Many people believe the IRS will consider the CARES Act stimulus checks as an addition to their gross income, which means they will owe more taxes or have their tax refund reduced. Neither of these assumptions is true.
Let’s clear up several questions and misconceptions about the coronavirus stimulus payment.
Will You Owe Taxes on Your Stimulus Check?
According to the IRS, the stimulus payment from the CARES Act is not considered as taxable income, and taxpayers will not have to pay tax on it. Technically, the economic impact payment is a tax credit, but this isn't clear to most people.
The stimulus checks are considered as fully refundable tax credits for 2020. This means the stimulus check isn't included in gross income and isn't subject to taxes. The payment will not reduce a tax refund or increase the amount a taxpayer may owe on their 2020 tax return next year.
Read More: How Much Money is Taken Out of My Check For Taxes?
What Is a Refundable Tax Credit?
A deduction on your tax return is a good thing, but a refundable tax credit is even better. A typical tax credit can reduce your taxes owed to zero, but it can't create a tax refund. A refundable tax credit can.
For instance, suppose you owed the IRS $800 in taxes, and you had a refundable tax credit of $1,200. The IRS would give you a tax refund check of $400.
The beauty of the refundable tax credit is that you get the benefits of the money from the credit this year rather than having to wait until 2021 to use the credit on your 2020 tax return.
So, there’s no need to worry about setting aside a portion of your stimulus check to pay taxes.
Read More: Do I Need to File Taxes If I Didn't Work?
What if Your Income Changes?
The government uses your federal income tax return for 2018 or 2019 to determine your eligibility for receiving a stimulus check. If you’ve already filed your tax return for 2019, that income will be used to determine your stimulus payment. The IRS will rely on your 2018 return to determine your stimulus check if you haven't filed a 2019 return.
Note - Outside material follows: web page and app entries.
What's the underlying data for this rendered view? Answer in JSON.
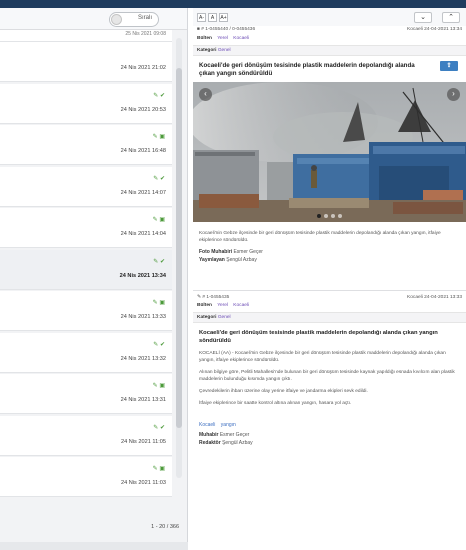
{
  "left": {
    "toggle_label": "Sıralı",
    "first_date": "25 Nis 2021 09:08",
    "items": [
      {
        "date": "24 Nis 2021 21:02",
        "icons": ""
      },
      {
        "date": "24 Nis 2021 20:53",
        "icons": "✎ ✔"
      },
      {
        "date": "24 Nis 2021 16:48",
        "icons": "✎ ▣"
      },
      {
        "date": "24 Nis 2021 14:07",
        "icons": "✎ ✔"
      },
      {
        "date": "24 Nis 2021 14:04",
        "icons": "✎ ▣"
      },
      {
        "date": "24 Nis 2021 13:34",
        "icons": "✎ ✔"
      },
      {
        "date": "24 Nis 2021 13:33",
        "icons": "✎ ▣"
      },
      {
        "date": "24 Nis 2021 13:32",
        "icons": "✎ ✔"
      },
      {
        "date": "24 Nis 2021 13:31",
        "icons": "✎ ▣"
      },
      {
        "date": "24 Nis 2021 11:05",
        "icons": "✎ ✔"
      },
      {
        "date": "24 Nis 2021 11:03",
        "icons": "✎ ▣"
      }
    ],
    "pager": "1 - 20 / 366"
  },
  "right": {
    "font_buttons": [
      "A-",
      "A",
      "A+"
    ],
    "nav_down": "⌄",
    "nav_up": "⌃",
    "meta1": {
      "ids": "# 1-0455440 / 0-0455436",
      "location": "Kocaeli 24-04-2021 13:34"
    },
    "tags1": {
      "label": "Bülten",
      "values": [
        "Yerel",
        "Kocaeli"
      ]
    },
    "kategori": {
      "label": "Kategori",
      "value": "Genel"
    },
    "headline1": "Kocaeli'de geri dönüşüm tesisinde plastik maddelerin depolandığı alanda çıkan yangın söndürüldü",
    "share_icon": "⇪",
    "caption": "Kocaeli'nin Gebze ilçesinde bir geri dönüşüm tesisinde plastik maddelerin depolandığı alanda çıkan yangın, itfaiye ekiplerince söndürüldü.",
    "photo_credit": {
      "label": "Foto Muhabiri",
      "value": "Esmer Geçer"
    },
    "publisher": {
      "label": "Yayınlayan",
      "value": "Şengül Azbay"
    },
    "meta2": {
      "ids": "# 1-0455435",
      "location": "Kocaeli 24-04-2021 13:33"
    },
    "tags2": {
      "label": "Bülten",
      "values": [
        "Yerel",
        "Kocaeli"
      ]
    },
    "kategori2": {
      "label": "Kategori",
      "value": "Genel"
    },
    "headline2": "Kocaeli'de geri dönüşüm tesisinde plastik maddelerin depolandığı alanda çıkan yangın söndürüldü",
    "paragraphs": [
      "KOCAELİ (AA) - Kocaeli'nin Gebze ilçesinde bir geri dönüşüm tesisinde plastik maddelerin depolandığı alanda çıkan yangın, itfaiye ekiplerince söndürüldü.",
      "Alınan bilgiye göre, Pelitli Mahallesi'nde bulunan bir geri dönüşüm tesisinde kaynak yapıldığı esnada kıvılcım alan plastik maddelerin bulunduğu kısımda yangın çıktı.",
      "Çevredekilerin ihbarı üzerine olay yerine itfaiye ve jandarma ekipleri sevk edildi.",
      "İtfaiye ekiplerince bir saatte kontrol altına alınan yangın, hasara yol açtı."
    ],
    "keywords": [
      "Kocaeli",
      "yangın"
    ],
    "muhabir": {
      "label": "Muhabir",
      "value": "Esmer Geçer"
    },
    "editor": {
      "label": "Redaktör",
      "value": "Şengül Azbay"
    }
  }
}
If your 2020 income is higher than your income was for 2018 or 2019, the IRS won't force you to return the stimulus money, and you will not owe any taxes on the check. This would be true even if your income in 2020 goes above the $75,000 threshold.
Additionally, you won't forfeit any tax refunds from 2019 or 2020.
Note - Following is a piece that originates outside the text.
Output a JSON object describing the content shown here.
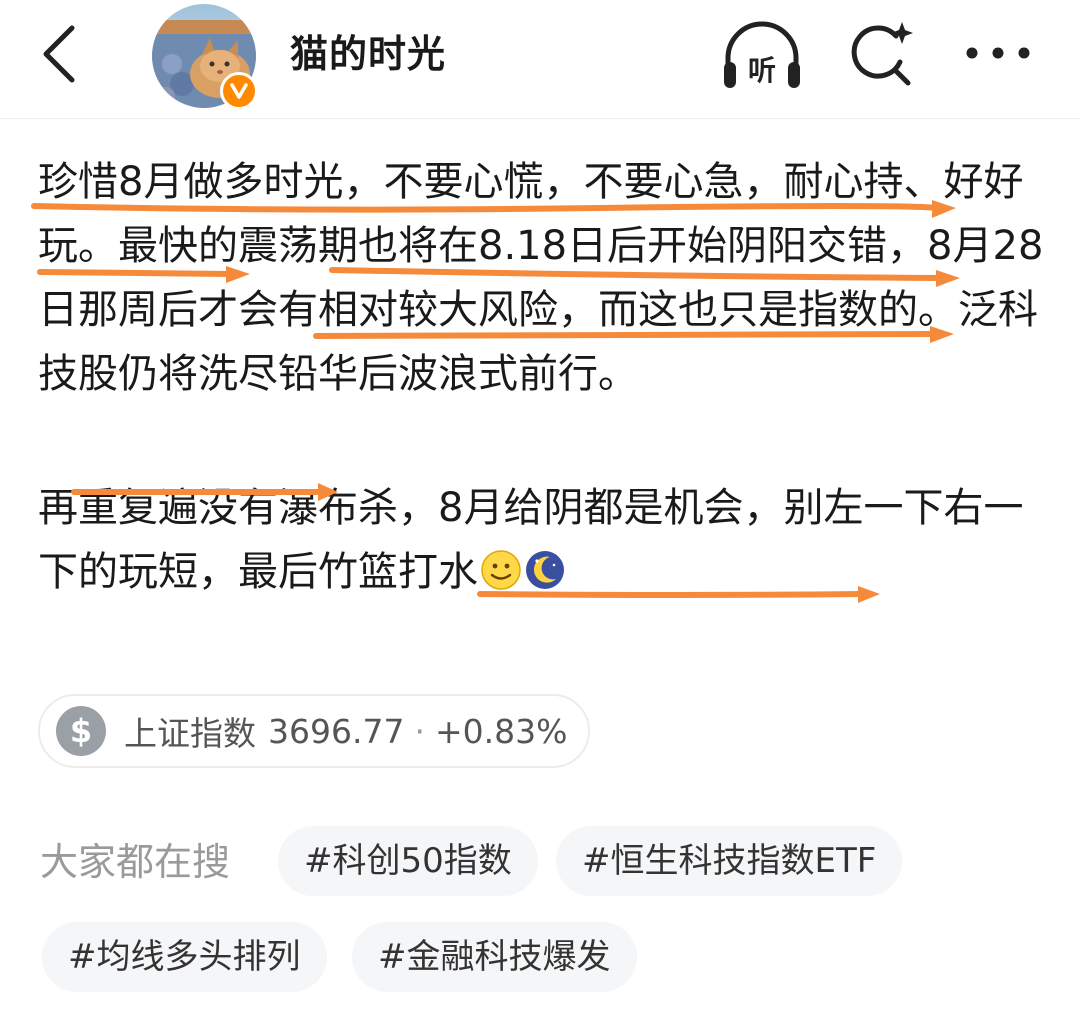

Read More: When Can I Stop Filing Income Taxes?
What if You Haven’t Filed Any Tax Returns?
Some military veterans, railroad retirees and Social Security recipients aren't required to file tax returns. Nevertheless, they are still entitled to receive a $1,200 stimulus check that does not get reported and will not be taxed.
Could Anything Else Affect My Stimulus Check?
Although you won’t owe the IRS any taxes on your stimulus check, there are other issues you may want to consider. For example, the IRS could take part or all of your stimulus payment if you’re past due on making child support payments. Or you could have to turn the money over to a debt collector if a judge has ordered you to make payments through the courts.
Another possibility is that a bank could seize your stimulus check if you are past due on an auto loan, a personal loan or even have an account overdrawn at the bank. In these cases, the bank does not need a court order to confiscate your funds.
- AARP: Will I Owe the IRS Tax on My Stimulus Payment?
- CBS News: Stimulus check: Do You Have to Pay Tax on the Money?
- MarketWatch: Do I Have to Pay Back My $1,200 Stimulus Check?
- Forbes: Do I Owe Taxes On My Stimulus Payment? Plus Other Tax-Related Questions
- Experian: Will the Stimulus Check Affect Your Taxes?
James Woodruff has been a management consultant to more than 1,000 small businesses. As a senior management consultant and owner, he used his technical expertise to conduct an analysis of a company's operational, financial and business management issues. James has been writing business and finance related topics for work.chron, bizfluent.com, smallbusiness.chron.com and e-commerce websites since 2007. He graduated from Georgia Tech with a Bachelor of Mechanical Engineering and received an MBA from Columbia University.